“They have ‘cleansed’ their own people,” Gris re-iterated, “and their powers remain discontent. Your people are falling. In your own lands, they are squeezed tight and taken by oppressive laws. The cities of the Vale are filled with suicide, mostly among the young of your race. Your blood cries to be avenged with their blood.”
“There are open hearts among them,” Vinchente Lapaz contended. “It is they that I wish to reach with my words. Things will change.”
“Obstinate faith!” Gris screeched, “You have the potential to unite your people, more than any other. You can conquer they that conquered you. You must, in fact, if you wish to survive – you must!”
Vinchente paced in the sand and watched his companion hop about on rocks. He looked back toward the stone desert gate. “Why is this important to you?” he asked, “For the most part, Vale has left the desert alone.”
Gris leaned down low so that he was beak-to-nose with Vinchente, “Do you wish to know the real reason that the Valiens leave the desert be?”
“Is it not the lack of resources? The Vule may live in a place such as this, but the people of Vale, much like the Ilkhan, need water and lands that grow green things.”
“Vale would even wish for my paltry lands,” Gris answered. “Think about how the Valiens deride your people. They insult the various gods and spirits that your people believe in, all of your ways and cultures. They look down upon you for your very appearance. They dare not insult Pah-sha.”

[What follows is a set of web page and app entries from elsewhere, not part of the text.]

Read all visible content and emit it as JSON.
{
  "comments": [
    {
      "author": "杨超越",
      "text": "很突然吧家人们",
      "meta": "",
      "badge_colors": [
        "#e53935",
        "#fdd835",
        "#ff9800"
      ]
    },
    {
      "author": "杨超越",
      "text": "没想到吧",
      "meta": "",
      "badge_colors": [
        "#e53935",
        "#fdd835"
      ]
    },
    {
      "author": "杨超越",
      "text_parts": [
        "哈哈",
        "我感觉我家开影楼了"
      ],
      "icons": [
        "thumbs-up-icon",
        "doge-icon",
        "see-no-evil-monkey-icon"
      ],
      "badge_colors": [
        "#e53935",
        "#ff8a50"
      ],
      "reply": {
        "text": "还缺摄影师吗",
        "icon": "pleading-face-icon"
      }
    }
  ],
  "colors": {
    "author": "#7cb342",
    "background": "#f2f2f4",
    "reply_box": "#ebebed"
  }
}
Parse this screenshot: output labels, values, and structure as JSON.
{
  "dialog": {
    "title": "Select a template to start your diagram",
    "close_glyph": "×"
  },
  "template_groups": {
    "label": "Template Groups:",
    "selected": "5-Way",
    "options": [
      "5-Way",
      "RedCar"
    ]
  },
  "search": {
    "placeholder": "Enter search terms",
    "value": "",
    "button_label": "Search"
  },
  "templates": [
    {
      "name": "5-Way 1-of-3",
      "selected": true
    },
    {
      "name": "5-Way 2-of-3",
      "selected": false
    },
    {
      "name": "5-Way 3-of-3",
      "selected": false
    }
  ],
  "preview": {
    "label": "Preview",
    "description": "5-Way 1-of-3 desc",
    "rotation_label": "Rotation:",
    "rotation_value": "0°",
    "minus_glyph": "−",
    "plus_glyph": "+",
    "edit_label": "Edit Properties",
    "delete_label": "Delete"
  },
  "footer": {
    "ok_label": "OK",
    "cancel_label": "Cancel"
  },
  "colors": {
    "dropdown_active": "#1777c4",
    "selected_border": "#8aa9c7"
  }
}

“Our take on ‘God,’ I suppose,” the Vule leader explained, “The Life Force… the Great Soul that we believe centers itself in our own desert. The Valiens know their place before it. They dare not speak of it. They dare not speak ill of the rest of our ways, either. We know that our food-ways alone are abhorrent to them, but they dare not bother us to enforce theirs – even when we take some of their own that wander here! There is a reason why that has nothing to do with the barren nature of our lands.”
Vinchente sighed and continued to listen.
“They leave us alone because of our violence,” Gris said. “The Valiens fear us. They know what the Southern and Northern tribes do to each other. We murder our own without mercy over small the smallest of contentions. The prowess of the Vule in war is legendary and we are known for our touchy tempers. I have thought of killing and eating you five times during this very conversation and have had to restrain myself. The Valiens know that to give insult to us is perhaps the one thing that will unite the South and North and bring our whole wrath upon them. I have, on occasion, flown over Vale and have heard the speech of its citizens. The Vule are mentioned in hushed, awed whispers when we are mentioned at all. When I have revealed myself, my spear in hand gleaming, I am bowed to and given utmost respect. They’d never do that for an Ilkhan.”
“That is true,” Vinchente admitted, “but respect given in fear is not true respect.”
“That may be so, but it is better than what your people have suffered. I fear that Vale is getting bolder. I fear that the fools may invade the desert. More of them venture here than in years past. Also, I respect your people genuinely. I would like to see you survive. That is why I called you here to share my wisdom.”
“You are saying that the only way for the Ilkhan to survive is to become vicious.”
“Precisely. Put Vale in its place by making it fear you.”
Vinchente began to walk away. “Thank you for the talk, sir,” he said, “But I think I shall continue things my way. I fight with words, for hearts and minds.”
“Then you shall continue to suffer.”
“Peace is no coward’s road.”
Vinchente Lapaz made his way back through the gate. Before he exited, Gris flew overhead and dropped a single large black feather. “Keep that,” the Vule leader said. “When you look at it, think about my words.”